Mr Daihui drove us into Hebei amid a downpour so heavy that the road filled with water. Streaming arcs splashed up from the wheel arches and waves washed over the windscreen as cars past. The sky was black through the tinted glass, lightening flashing continuously. By the time we arrived at the village, 200kms away, the rain had stopped and the roads were already drying in the muggy air.
I’m tagging along with a group of volunteers from Real Commonwealth, a charity that supports schools and pupils in the poorer villages around Tianjin. The first school had a low collection of outhouses arranged in a square around a weedy yard. 1 room was the library where the charity was going to provide some books. The ones they had were paper text books, stacked in neat piles on a central table and on the floor. Black and white pages as if photocopied.
Outside the school, fields of crops grew and I met some young students cycling down the road followed by a herd of goats. They were keen to show off their few English sentences.
The second school was better. While not rich, the environment felt pleasant and kindly. The yard although full of rain water was tidy and overhung with trees and tidied shrubs.
A row of classes contained worn desks and blackboards and with its outside toilet it felt similar to the junior school I attended. Another set of text books to be provided. I wondered if they ever read for fun.
Later, we visited a family who was receiving some assistance with school. They lived in a single room of what was once an office building.
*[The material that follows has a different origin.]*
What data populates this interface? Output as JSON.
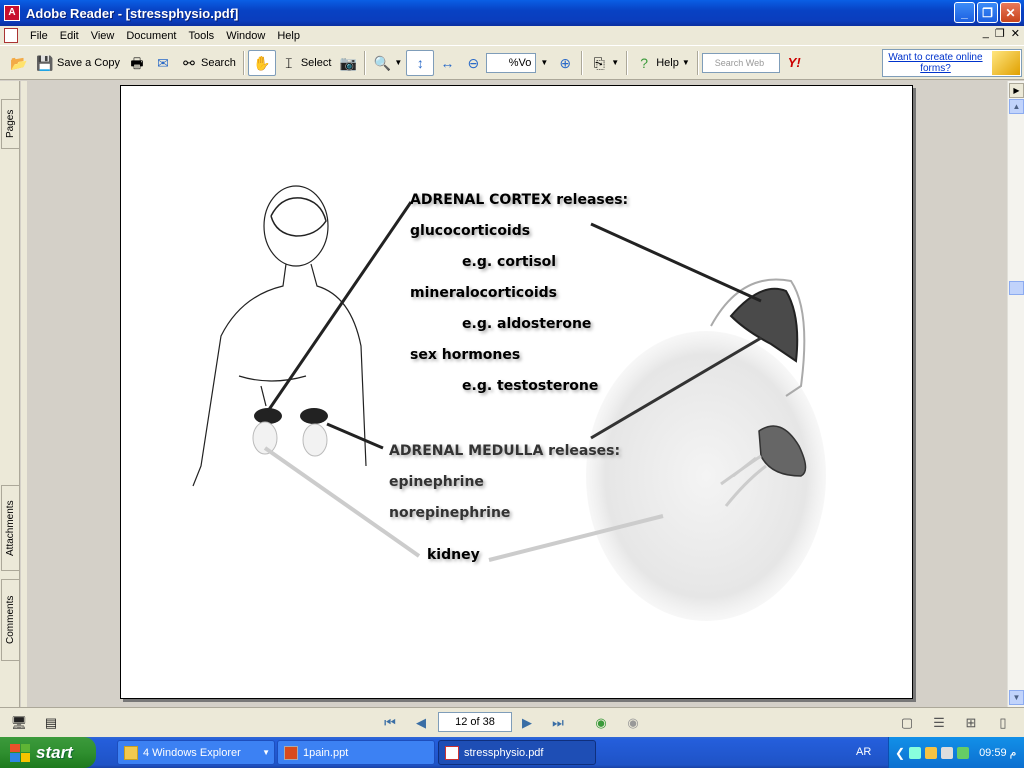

The room was filled with the two beds a cupboard full of jumbled clothes and a large TV. The mother, looked cheery and careworn, her husband had been killed in a car accident and she now worked in a BBQ restaurant in the day and had a stall selling street food at night.
The daughter looked bright and serious as she signed the documents promising to study hard with an earnestness beyond her 12 years.
Another family due to be visited couldn’t be reached as the mud road was unpassable from the rain.
We had lunch at the charity headquarters, two large tables of singing drinking workers above a room full of donated clothes. Before driving back